Extracted information:
= = = =
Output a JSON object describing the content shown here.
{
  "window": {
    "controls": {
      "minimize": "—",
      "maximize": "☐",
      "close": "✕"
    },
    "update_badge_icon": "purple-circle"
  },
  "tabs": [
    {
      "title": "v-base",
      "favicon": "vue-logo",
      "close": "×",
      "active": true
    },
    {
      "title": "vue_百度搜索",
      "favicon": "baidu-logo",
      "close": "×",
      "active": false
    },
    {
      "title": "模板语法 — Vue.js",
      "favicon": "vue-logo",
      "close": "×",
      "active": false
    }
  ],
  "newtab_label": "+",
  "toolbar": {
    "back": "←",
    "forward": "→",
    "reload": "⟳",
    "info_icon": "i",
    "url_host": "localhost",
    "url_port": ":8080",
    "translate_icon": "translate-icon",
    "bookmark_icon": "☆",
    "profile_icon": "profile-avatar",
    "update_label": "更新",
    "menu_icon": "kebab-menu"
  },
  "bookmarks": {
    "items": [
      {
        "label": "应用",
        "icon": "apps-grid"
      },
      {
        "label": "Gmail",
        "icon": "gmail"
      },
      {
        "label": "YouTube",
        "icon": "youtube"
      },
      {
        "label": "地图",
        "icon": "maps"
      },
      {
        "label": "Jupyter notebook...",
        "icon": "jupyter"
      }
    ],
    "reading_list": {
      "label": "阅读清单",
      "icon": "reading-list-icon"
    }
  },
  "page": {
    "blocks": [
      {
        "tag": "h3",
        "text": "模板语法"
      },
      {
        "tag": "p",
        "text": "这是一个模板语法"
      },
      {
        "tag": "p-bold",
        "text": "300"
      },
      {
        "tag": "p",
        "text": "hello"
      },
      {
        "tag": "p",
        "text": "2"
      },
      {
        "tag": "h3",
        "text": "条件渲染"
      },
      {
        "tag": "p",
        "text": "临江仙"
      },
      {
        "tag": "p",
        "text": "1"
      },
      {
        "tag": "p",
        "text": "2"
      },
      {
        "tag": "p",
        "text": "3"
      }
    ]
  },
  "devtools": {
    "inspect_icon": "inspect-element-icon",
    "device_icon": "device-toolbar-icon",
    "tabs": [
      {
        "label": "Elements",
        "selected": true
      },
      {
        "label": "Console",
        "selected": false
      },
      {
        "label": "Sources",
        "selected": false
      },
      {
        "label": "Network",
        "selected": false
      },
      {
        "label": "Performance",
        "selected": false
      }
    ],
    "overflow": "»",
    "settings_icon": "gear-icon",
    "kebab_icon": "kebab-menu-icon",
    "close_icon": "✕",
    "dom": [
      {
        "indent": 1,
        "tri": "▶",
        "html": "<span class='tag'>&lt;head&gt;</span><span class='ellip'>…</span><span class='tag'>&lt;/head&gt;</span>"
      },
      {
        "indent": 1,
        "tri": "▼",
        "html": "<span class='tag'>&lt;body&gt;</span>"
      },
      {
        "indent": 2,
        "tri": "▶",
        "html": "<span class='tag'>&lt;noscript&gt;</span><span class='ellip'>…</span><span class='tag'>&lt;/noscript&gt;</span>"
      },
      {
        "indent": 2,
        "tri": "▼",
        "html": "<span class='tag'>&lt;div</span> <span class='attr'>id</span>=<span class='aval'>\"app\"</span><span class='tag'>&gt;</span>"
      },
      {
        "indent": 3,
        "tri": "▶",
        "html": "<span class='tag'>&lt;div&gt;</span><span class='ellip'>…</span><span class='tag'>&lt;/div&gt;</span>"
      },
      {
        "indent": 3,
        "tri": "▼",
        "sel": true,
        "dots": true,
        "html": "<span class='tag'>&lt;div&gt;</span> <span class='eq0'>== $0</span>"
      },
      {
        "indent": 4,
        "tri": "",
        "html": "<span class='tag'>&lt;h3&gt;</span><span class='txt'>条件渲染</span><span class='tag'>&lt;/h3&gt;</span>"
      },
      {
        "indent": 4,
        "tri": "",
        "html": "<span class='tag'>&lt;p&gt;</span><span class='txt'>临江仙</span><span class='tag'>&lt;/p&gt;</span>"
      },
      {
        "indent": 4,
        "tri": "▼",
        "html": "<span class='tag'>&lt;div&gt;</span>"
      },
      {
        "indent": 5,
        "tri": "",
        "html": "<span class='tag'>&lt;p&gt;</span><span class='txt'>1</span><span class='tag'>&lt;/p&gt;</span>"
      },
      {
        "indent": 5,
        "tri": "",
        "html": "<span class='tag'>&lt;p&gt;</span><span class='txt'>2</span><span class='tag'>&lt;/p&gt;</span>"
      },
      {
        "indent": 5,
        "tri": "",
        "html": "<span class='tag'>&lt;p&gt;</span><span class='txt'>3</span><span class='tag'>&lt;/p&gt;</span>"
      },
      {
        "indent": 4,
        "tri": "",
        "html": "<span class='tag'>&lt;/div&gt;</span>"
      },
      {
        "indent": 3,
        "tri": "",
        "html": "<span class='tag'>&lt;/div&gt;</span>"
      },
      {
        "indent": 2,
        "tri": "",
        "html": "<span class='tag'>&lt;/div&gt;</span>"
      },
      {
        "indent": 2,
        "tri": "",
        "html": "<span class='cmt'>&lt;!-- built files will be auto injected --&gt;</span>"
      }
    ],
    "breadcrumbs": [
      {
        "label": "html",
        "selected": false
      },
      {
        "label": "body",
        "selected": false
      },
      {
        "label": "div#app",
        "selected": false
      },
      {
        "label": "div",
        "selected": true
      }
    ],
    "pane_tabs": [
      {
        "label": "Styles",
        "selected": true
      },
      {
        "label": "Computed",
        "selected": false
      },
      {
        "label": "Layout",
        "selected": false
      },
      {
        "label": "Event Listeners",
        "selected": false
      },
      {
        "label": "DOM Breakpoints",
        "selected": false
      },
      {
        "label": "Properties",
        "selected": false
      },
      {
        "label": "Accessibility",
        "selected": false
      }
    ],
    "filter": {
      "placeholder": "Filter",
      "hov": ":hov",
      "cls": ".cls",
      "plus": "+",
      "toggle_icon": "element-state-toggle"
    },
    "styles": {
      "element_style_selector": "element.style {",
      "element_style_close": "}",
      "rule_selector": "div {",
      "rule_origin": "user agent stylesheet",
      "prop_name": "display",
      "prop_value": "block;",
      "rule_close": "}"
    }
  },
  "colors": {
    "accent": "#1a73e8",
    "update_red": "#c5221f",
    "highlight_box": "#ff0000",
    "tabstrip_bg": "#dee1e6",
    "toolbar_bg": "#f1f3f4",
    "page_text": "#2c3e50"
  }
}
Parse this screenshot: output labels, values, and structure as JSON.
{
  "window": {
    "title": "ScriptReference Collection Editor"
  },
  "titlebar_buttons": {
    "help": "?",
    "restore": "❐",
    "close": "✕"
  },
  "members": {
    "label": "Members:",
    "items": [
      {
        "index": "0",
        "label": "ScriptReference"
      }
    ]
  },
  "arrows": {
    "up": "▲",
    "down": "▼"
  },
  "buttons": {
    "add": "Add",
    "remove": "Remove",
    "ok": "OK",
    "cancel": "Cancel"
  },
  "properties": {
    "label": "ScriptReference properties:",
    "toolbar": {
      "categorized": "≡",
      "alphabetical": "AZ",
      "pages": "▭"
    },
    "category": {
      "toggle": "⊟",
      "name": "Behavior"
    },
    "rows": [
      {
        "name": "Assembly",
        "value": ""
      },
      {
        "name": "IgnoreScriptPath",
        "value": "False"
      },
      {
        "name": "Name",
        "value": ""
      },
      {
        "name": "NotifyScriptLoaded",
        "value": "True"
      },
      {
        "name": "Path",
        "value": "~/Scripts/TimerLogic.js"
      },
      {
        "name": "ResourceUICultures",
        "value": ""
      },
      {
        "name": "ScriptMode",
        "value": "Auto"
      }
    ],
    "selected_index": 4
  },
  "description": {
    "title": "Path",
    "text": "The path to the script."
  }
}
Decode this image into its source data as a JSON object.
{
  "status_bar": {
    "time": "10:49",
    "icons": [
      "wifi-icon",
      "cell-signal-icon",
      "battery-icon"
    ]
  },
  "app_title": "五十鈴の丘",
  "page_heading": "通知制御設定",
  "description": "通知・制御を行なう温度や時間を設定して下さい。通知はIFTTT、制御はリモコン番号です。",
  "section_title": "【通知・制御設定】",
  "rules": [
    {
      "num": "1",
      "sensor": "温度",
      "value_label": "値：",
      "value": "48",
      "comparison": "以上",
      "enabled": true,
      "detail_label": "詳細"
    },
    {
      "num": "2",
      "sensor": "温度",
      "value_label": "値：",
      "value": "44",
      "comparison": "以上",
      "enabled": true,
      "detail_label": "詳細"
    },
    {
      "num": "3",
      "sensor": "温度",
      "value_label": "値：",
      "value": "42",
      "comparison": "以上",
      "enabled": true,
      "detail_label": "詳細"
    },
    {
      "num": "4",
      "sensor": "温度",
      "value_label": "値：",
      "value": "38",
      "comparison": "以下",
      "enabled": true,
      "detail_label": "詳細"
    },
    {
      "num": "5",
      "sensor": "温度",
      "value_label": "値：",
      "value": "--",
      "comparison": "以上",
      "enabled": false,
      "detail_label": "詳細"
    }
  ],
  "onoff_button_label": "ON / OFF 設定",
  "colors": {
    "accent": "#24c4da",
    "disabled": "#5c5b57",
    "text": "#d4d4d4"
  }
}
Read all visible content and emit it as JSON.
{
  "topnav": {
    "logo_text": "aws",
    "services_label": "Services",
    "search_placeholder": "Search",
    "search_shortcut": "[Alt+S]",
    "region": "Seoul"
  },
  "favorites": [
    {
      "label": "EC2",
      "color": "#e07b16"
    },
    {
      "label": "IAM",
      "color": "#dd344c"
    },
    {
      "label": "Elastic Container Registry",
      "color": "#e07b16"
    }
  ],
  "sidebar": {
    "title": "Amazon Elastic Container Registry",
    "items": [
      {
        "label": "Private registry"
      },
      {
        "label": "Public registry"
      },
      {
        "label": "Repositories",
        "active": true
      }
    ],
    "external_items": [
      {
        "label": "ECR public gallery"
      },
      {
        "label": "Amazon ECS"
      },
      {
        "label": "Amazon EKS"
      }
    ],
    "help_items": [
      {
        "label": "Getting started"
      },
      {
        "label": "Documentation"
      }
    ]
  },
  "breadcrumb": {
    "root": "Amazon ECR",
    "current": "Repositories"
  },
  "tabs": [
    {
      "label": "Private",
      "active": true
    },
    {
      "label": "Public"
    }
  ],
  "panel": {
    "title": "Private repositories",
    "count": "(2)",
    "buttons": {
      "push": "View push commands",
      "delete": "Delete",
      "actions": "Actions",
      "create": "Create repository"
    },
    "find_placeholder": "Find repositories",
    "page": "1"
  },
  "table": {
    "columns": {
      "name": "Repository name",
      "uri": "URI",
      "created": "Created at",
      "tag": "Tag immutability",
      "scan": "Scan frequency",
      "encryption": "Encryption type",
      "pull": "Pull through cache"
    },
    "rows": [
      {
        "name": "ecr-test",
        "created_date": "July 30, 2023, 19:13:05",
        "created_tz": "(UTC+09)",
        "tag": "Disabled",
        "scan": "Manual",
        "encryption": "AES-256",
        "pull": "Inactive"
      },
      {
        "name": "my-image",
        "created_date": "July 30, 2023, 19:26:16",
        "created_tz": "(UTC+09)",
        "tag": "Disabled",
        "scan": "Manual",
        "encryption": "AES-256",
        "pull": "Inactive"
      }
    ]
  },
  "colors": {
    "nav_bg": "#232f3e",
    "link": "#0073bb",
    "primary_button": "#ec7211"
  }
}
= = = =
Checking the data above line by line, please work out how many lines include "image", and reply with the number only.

Expected output:
2